### Task details
Write out the following records exactly, each one in full.

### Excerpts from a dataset
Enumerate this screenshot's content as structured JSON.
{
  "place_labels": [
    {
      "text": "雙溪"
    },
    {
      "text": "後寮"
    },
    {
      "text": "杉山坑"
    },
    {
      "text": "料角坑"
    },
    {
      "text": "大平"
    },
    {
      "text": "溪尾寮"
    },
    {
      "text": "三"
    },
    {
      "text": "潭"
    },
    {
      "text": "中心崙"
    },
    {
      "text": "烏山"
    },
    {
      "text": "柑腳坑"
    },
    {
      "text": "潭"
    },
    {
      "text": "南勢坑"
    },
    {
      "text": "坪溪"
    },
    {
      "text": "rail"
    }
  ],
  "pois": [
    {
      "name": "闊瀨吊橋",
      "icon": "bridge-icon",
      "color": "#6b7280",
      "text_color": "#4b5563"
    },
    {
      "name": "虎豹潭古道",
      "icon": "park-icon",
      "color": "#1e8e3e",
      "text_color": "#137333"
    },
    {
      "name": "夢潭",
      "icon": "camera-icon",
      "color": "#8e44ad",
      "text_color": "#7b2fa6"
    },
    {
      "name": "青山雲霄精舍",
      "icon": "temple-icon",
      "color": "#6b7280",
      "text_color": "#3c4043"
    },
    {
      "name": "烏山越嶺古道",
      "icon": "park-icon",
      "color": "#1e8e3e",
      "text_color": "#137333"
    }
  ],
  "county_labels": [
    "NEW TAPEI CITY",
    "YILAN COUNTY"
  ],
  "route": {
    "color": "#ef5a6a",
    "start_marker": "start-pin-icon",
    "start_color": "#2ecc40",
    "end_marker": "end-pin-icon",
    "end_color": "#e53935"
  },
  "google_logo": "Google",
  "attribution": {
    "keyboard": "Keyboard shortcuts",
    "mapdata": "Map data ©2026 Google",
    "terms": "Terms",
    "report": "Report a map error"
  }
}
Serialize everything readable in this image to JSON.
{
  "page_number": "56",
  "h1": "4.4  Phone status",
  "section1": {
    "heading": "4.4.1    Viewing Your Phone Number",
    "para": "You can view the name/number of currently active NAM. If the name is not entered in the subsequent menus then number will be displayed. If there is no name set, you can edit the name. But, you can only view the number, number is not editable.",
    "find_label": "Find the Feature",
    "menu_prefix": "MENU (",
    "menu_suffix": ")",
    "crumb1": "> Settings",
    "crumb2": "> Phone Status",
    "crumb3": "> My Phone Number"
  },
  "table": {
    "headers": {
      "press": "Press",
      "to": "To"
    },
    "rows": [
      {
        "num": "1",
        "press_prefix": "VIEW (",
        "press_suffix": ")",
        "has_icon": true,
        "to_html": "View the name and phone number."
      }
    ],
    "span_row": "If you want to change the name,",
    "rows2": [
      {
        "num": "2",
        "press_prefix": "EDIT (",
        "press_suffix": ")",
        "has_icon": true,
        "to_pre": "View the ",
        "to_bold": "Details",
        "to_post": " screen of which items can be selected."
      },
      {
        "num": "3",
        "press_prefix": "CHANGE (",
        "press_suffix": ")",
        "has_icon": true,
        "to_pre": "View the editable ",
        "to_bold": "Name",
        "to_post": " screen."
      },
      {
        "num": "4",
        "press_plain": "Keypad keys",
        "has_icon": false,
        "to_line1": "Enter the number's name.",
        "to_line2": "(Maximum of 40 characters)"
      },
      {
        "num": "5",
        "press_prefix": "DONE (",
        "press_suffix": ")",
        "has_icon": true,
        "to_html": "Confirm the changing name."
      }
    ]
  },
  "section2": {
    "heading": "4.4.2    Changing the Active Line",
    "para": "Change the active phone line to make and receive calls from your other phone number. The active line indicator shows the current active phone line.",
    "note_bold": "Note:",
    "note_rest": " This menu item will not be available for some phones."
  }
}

### Written response
Enumerate this screenshot's content as structured JSON.
{
  "place_labels": [
    {
      "text": "雙溪"
    },
    {
      "text": "後寮"
    },
    {
      "text": "杉山坑"
    },
    {
      "text": "料角坑"
    },
    {
      "text": "大平"
    },
    {
      "text": "溪尾寮"
    },
    {
      "text": "三"
    },
    {
      "text": "潭"
    },
    {
      "text": "中心崙"
    },
    {
      "text": "烏山"
    },
    {
      "text": "柑腳坑"
    },
    {
      "text": "潭"
    },
    {
      "text": "南勢坑"
    },
    {
      "text": "坪溪"
    },
    {
      "text": "rail"
    }
  ],
  "pois": [
    {
      "name": "闊瀨吊橋",
      "icon": "bridge-icon",
      "color": "#6b7280",
      "text_color": "#4b5563"
    },
    {
      "name": "虎豹潭古道",
      "icon": "park-icon",
      "color": "#1e8e3e",
      "text_color": "#137333"
    },
    {
      "name": "夢潭",
      "icon": "camera-icon",
      "color": "#8e44ad",
      "text_color": "#7b2fa6"
    },
    {
      "name": "青山雲霄精舍",
      "icon": "temple-icon",
      "color": "#6b7280",
      "text_color": "#3c4043"
    },
    {
      "name": "烏山越嶺古道",
      "icon": "park-icon",
      "color": "#1e8e3e",
      "text_color": "#137333"
    }
  ],
  "county_labels": [
    "NEW TAPEI CITY",
    "YILAN COUNTY"
  ],
  "route": {
    "color": "#ef5a6a",
    "start_marker": "start-pin-icon",
    "start_color": "#2ecc40",
    "end_marker": "end-pin-icon",
    "end_color": "#e53935"
  },
  "google_logo": "Google",
  "attribution": {
    "keyboard": "Keyboard shortcuts",
    "mapdata": "Map data ©2026 Google",
    "terms": "Terms",
    "report": "Report a map error"
  }
}
Serialize everything readable in this image to JSON.
{
  "page_number": "56",
  "h1": "4.4  Phone status",
  "section1": {
    "heading": "4.4.1    Viewing Your Phone Number",
    "para": "You can view the name/number of currently active NAM. If the name is not entered in the subsequent menus then number will be displayed. If there is no name set, you can edit the name. But, you can only view the number, number is not editable.",
    "find_label": "Find the Feature",
    "menu_prefix": "MENU (",
    "menu_suffix": ")",
    "crumb1": "> Settings",
    "crumb2": "> Phone Status",
    "crumb3": "> My Phone Number"
  },
  "table": {
    "headers": {
      "press": "Press",
      "to": "To"
    },
    "rows": [
      {
        "num": "1",
        "press_prefix": "VIEW (",
        "press_suffix": ")",
        "has_icon": true,
        "to_html": "View the name and phone number."
      }
    ],
    "span_row": "If you want to change the name,",
    "rows2": [
      {
        "num": "2",
        "press_prefix": "EDIT (",
        "press_suffix": ")",
        "has_icon": true,
        "to_pre": "View the ",
        "to_bold": "Details",
        "to_post": " screen of which items can be selected."
      },
      {
        "num": "3",
        "press_prefix": "CHANGE (",
        "press_suffix": ")",
        "has_icon": true,
        "to_pre": "View the editable ",
        "to_bold": "Name",
        "to_post": " screen."
      },
      {
        "num": "4",
        "press_plain": "Keypad keys",
        "has_icon": false,
        "to_line1": "Enter the number's name.",
        "to_line2": "(Maximum of 40 characters)"
      },
      {
        "num": "5",
        "press_prefix": "DONE (",
        "press_suffix": ")",
        "has_icon": true,
        "to_html": "Confirm the changing name."
      }
    ]
  },
  "section2": {
    "heading": "4.4.2    Changing the Active Line",
    "para": "Change the active phone line to make and receive calls from your other phone number. The active line indicator shows the current active phone line.",
    "note_bold": "Note:",
    "note_rest": " This menu item will not be available for some phones."
  }
}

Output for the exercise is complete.